 Plenty of photos to look at so I will keep the verbiage brief.  As is often the case, some anglers did considerably better than others but, in general, a good week was had by all.  I met some new additions to the Moorland family who are already friends with plans to return next year and 2021 so we must have done something right.  A special mention must go out to one of our regulars. Ben Newton chose Oaks swim and fished it extremely well to end with 14 good carp rounded off with a new PB in the shape of a 51lbs common. Well angled mate.  In total the lads had 49 carp including 13 forties and 6 fifties, two of which were 59lbs plus.  Be lucky!

22nd September 2019

Following the disappointing, some would say messy, end to last week, I am pleased to report that, despite the conditions making fishing difficult, some cracking fish were caught. I should also say that the majority of the group were good lads but, as is often the case, a few can easily ruin it for their mates.
Anyway, in amongst the fish banked were 5 forties, 4 fifties, including a stunning common of 57lbs 4oz, and 1 sixty at 60lbs 7oz.
Continuing on in order to bring things up to date, by Sunday breakfast this week’s lads have banked 3 forties and 1 fifty at 59lbs 10oz. Well angled fellas.

From the team at Moorlands.

15th September 2019

 This is going to be a weekly report about the lake but will be built around the session of a lifetime for one angler.  I’m pleased to be able to record that everyone of the five anglers caught so nobody blanked but  the results of one angler were astounding.

His final tally was:-

1 double, 2 twenties, 3 thirties, 4 forties, 3 fifties (50lbs 8oz, 56lbs and 56lbs – all commons). 5 sixties (61lbs 10oz c, 61lbs 10oz c, 61lbs 2oz m, 64lbs m, 64lbs m).

9th September 2019

The week that saw the water temperature start to drop and the carp begin to feed heavily. It was rewarding to see some of the anglers take note of exactly where the fish were feeding and use that information to their advantage. It was also interesting to see Oaks go from producing just one fish the previous week to 15 last week, including the biggest of the week at 63lbs. This could easily be related to the bait being used as we see, very regularly that some of the most popular baits done work well out here. I’m pleased to report that every one of the 8 anglers caught at least one carp over 40lbs and the total catch was 59 carp, which included 19 forties, 2 fifties and 2 sixties. Well angled fellas.

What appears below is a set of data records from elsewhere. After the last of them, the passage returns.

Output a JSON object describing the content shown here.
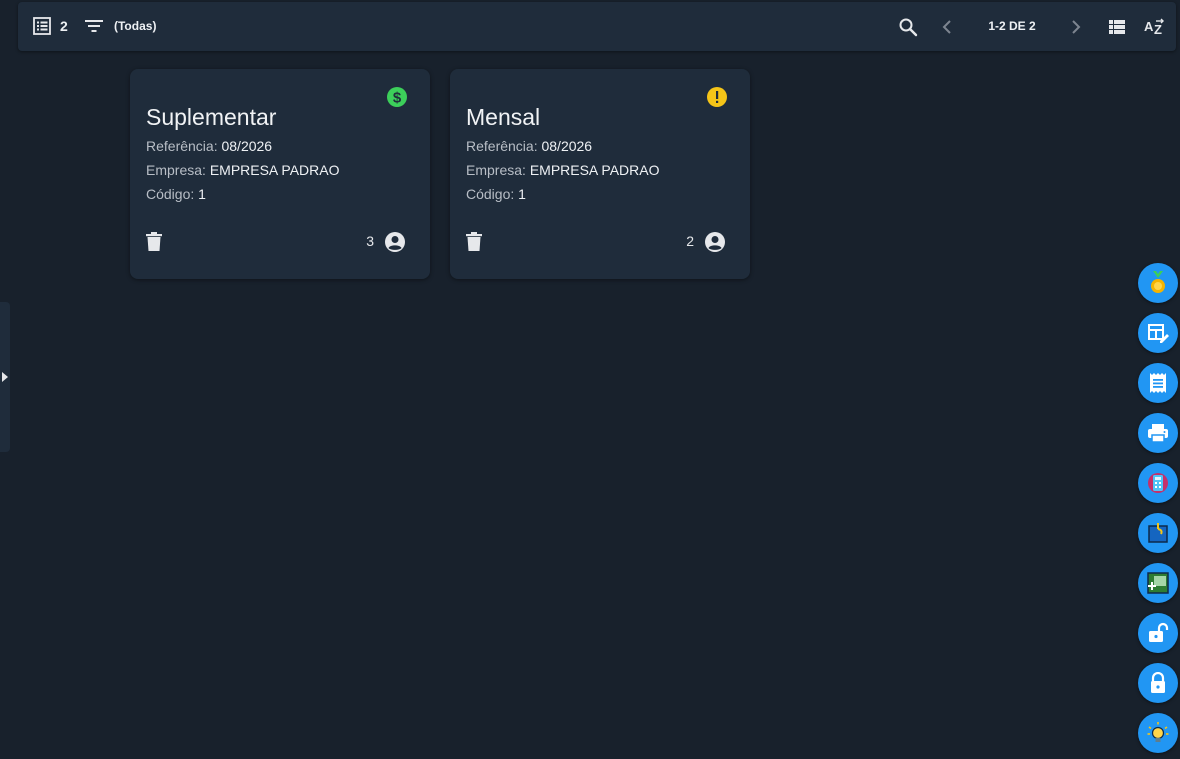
{
  "toolbar": {
    "count": "2",
    "filter_label": "(Todas)",
    "pagination": "1-2 DE 2",
    "icons": [
      "list-icon",
      "filter-icon",
      "search-icon",
      "chevron-left-icon",
      "chevron-right-icon",
      "view-list-icon",
      "sort-az-icon"
    ]
  },
  "cards": [
    {
      "title": "Suplementar",
      "referencia_label": "Referência:",
      "referencia_value": "08/2026",
      "empresa_label": "Empresa:",
      "empresa_value": "EMPRESA PADRAO",
      "codigo_label": "Código:",
      "codigo_value": "1",
      "count": "3",
      "status_icon": "dollar-icon",
      "status_color": "#3ccf5a"
    },
    {
      "title": "Mensal",
      "referencia_label": "Referência:",
      "referencia_value": "08/2026",
      "empresa_label": "Empresa:",
      "empresa_value": "EMPRESA PADRAO",
      "codigo_label": "Código:",
      "codigo_value": "1",
      "count": "2",
      "status_icon": "alert-icon",
      "status_color": "#f5c518"
    }
  ],
  "fab_actions": [
    "medal-icon",
    "table-edit-icon",
    "receipt-icon",
    "printer-icon",
    "calculator-icon",
    "calendar-icon",
    "add-box-icon",
    "lock-open-icon",
    "lock-icon",
    "lightbulb-icon"
  ],
  "colors": {
    "background": "#18212c",
    "surface": "#1f2c3b",
    "accent": "#2196f3"
  }
}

3rd September 2019

 I must admit that I wasn’t expecting to be adding to the blog this quickly but last night’s captures prove just how quickly the situation can swing. I mentioned in my last post that the area in front of Oaks and Royal Box hadn’t produced anything of note during last week but had banked Pipesmoker at 60lbs on Saturday night. It continues to produce the goods and while Royal Box banked Pipesmoker, last night it was Oaks turn to shine with a double pick up made up of a 47lbs mirror and “Peach” at 63lbs. Both fish look in stunning condition and the recent history of the Peach is worth recounting.

She achieved her biggest ever weight of 67lbs 3oz on 25th April 2019 when she was full of swollen eggs and ready to spawn. She was then caught again on 24th June, after spawning, at an empty weight of 54lbs 3oz, so 13lbs of spawn had been shed during the extended, and very hot, spawning period. 10 weeks later and still during the ridiculously hot summer, she has managed to regain 9 of those lost pounds. As I said before, these big girls can easily gain 2lbs+ per week as the water cools during autumn and, potentially, we have 10 “growing” weeks remaining before the season ends. In theory that could equate to a 20lbs increase in weight but, being realistic, that is very unlikely to happen but I’m expecting her, at about 16 years old, to be approaching 70lbs at the end of this year or next spring. Fantastic to see another fish that has been born in the lake since we bought it, heading for these massive milestones.